* [Task directions]:
In full and without alteration, return the records below.

══ Data for processing ══

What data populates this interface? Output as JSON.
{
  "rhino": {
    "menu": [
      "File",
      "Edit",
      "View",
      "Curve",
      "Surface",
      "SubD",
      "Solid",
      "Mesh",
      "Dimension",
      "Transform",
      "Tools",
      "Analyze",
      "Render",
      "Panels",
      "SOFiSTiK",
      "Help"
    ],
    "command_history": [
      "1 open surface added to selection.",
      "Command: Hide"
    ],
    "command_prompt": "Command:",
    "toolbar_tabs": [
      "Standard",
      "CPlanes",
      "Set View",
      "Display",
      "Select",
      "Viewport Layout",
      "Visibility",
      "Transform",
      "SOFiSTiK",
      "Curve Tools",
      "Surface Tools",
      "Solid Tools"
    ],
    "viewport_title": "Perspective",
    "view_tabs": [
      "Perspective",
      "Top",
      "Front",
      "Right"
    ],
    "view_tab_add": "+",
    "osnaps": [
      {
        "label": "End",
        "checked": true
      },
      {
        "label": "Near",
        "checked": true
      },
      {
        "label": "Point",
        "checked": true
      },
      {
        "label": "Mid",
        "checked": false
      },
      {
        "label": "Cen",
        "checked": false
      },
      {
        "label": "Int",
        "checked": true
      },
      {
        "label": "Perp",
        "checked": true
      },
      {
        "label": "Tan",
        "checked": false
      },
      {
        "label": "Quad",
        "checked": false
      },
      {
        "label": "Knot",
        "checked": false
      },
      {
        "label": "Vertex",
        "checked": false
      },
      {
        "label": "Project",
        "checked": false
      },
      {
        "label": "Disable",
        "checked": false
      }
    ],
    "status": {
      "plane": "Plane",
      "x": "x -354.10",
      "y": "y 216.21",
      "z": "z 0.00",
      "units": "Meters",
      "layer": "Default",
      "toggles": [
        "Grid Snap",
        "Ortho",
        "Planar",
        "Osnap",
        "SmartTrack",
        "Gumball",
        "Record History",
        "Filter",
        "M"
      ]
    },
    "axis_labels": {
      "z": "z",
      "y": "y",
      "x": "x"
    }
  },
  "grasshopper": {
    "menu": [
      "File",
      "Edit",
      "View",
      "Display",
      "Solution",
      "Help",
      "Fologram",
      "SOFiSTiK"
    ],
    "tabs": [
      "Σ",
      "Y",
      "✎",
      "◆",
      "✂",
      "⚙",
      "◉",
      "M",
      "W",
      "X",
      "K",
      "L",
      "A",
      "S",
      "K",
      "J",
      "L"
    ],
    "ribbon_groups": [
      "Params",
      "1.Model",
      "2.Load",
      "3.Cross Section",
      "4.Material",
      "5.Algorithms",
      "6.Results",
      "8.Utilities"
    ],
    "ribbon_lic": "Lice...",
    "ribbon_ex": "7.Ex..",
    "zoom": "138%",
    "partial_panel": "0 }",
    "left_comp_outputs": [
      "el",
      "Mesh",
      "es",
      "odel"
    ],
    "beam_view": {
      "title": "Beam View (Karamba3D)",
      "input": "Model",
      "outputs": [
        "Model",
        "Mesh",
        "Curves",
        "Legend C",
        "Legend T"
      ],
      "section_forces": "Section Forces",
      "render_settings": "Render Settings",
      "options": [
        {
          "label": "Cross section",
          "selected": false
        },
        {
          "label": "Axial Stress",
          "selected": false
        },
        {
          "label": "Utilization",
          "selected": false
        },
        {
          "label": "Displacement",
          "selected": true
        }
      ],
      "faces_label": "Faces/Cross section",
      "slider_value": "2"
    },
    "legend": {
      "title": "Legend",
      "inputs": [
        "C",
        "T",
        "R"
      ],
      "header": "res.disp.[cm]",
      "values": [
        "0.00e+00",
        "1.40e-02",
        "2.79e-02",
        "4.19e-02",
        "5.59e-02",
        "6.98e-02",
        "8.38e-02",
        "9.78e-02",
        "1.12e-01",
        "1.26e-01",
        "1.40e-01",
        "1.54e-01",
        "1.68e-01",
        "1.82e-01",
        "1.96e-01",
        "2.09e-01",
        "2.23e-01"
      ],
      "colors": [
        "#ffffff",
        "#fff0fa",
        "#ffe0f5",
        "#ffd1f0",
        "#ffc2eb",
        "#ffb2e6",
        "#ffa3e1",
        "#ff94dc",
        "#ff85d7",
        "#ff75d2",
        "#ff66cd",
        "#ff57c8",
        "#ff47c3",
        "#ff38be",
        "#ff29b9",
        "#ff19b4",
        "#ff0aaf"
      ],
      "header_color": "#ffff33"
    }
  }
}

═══

* [Result of this task]:
What data populates this interface? Output as JSON.
{
  "rhino": {
    "menu": [
      "File",
      "Edit",
      "View",
      "Curve",
      "Surface",
      "SubD",
      "Solid",
      "Mesh",
      "Dimension",
      "Transform",
      "Tools",
      "Analyze",
      "Render",
      "Panels",
      "SOFiSTiK",
      "Help"
    ],
    "command_history": [
      "1 open surface added to selection.",
      "Command: Hide"
    ],
    "command_prompt": "Command:",
    "toolbar_tabs": [
      "Standard",
      "CPlanes",
      "Set View",
      "Display",
      "Select",
      "Viewport Layout",
      "Visibility",
      "Transform",
      "SOFiSTiK",
      "Curve Tools",
      "Surface Tools",
      "Solid Tools"
    ],
    "viewport_title": "Perspective",
    "view_tabs": [
      "Perspective",
      "Top",
      "Front",
      "Right"
    ],
    "view_tab_add": "+",
    "osnaps": [
      {
        "label": "End",
        "checked": true
      },
      {
        "label": "Near",
        "checked": true
      },
      {
        "label": "Point",
        "checked": true
      },
      {
        "label": "Mid",
        "checked": false
      },
      {
        "label": "Cen",
        "checked": false
      },
      {
        "label": "Int",
        "checked": true
      },
      {
        "label": "Perp",
        "checked": true
      },
      {
        "label": "Tan",
        "checked": false
      },
      {
        "label": "Quad",
        "checked": false
      },
      {
        "label": "Knot",
        "checked": false
      },
      {
        "label": "Vertex",
        "checked": false
      },
      {
        "label": "Project",
        "checked": false
      },
      {
        "label": "Disable",
        "checked": false
      }
    ],
    "status": {
      "plane": "Plane",
      "x": "x -354.10",
      "y": "y 216.21",
      "z": "z 0.00",
      "units": "Meters",
      "layer": "Default",
      "toggles": [
        "Grid Snap",
        "Ortho",
        "Planar",
        "Osnap",
        "SmartTrack",
        "Gumball",
        "Record History",
        "Filter",
        "M"
      ]
    },
    "axis_labels": {
      "z": "z",
      "y": "y",
      "x": "x"
    }
  },
  "grasshopper": {
    "menu": [
      "File",
      "Edit",
      "View",
      "Display",
      "Solution",
      "Help",
      "Fologram",
      "SOFiSTiK"
    ],
    "tabs": [
      "Σ",
      "Y",
      "✎",
      "◆",
      "✂",
      "⚙",
      "◉",
      "M",
      "W",
      "X",
      "K",
      "L",
      "A",
      "S",
      "K",
      "J",
      "L"
    ],
    "ribbon_groups": [
      "Params",
      "1.Model",
      "2.Load",
      "3.Cross Section",
      "4.Material",
      "5.Algorithms",
      "6.Results",
      "8.Utilities"
    ],
    "ribbon_lic": "Lice...",
    "ribbon_ex": "7.Ex..",
    "zoom": "138%",
    "partial_panel": "0 }",
    "left_comp_outputs": [
      "el",
      "Mesh",
      "es",
      "odel"
    ],
    "beam_view": {
      "title": "Beam View (Karamba3D)",
      "input": "Model",
      "outputs": [
        "Model",
        "Mesh",
        "Curves",
        "Legend C",
        "Legend T"
      ],
      "section_forces": "Section Forces",
      "render_settings": "Render Settings",
      "options": [
        {
          "label": "Cross section",
          "selected": false
        },
        {
          "label": "Axial Stress",
          "selected": false
        },
        {
          "label": "Utilization",
          "selected": false
        },
        {
          "label": "Displacement",
          "selected": true
        }
      ],
      "faces_label": "Faces/Cross section",
      "slider_value": "2"
    },
    "legend": {
      "title": "Legend",
      "inputs": [
        "C",
        "T",
        "R"
      ],
      "header": "res.disp.[cm]",
      "values": [
        "0.00e+00",
        "1.40e-02",
        "2.79e-02",
        "4.19e-02",
        "5.59e-02",
        "6.98e-02",
        "8.38e-02",
        "9.78e-02",
        "1.12e-01",
        "1.26e-01",
        "1.40e-01",
        "1.54e-01",
        "1.68e-01",
        "1.82e-01",
        "1.96e-01",
        "2.09e-01",
        "2.23e-01"
      ],
      "colors": [
        "#ffffff",
        "#fff0fa",
        "#ffe0f5",
        "#ffd1f0",
        "#ffc2eb",
        "#ffb2e6",
        "#ffa3e1",
        "#ff94dc",
        "#ff85d7",
        "#ff75d2",
        "#ff66cd",
        "#ff57c8",
        "#ff47c3",
        "#ff38be",
        "#ff29b9",
        "#ff19b4",
        "#ff0aaf"
      ],
      "header_color": "#ffff33"
    }
  }
}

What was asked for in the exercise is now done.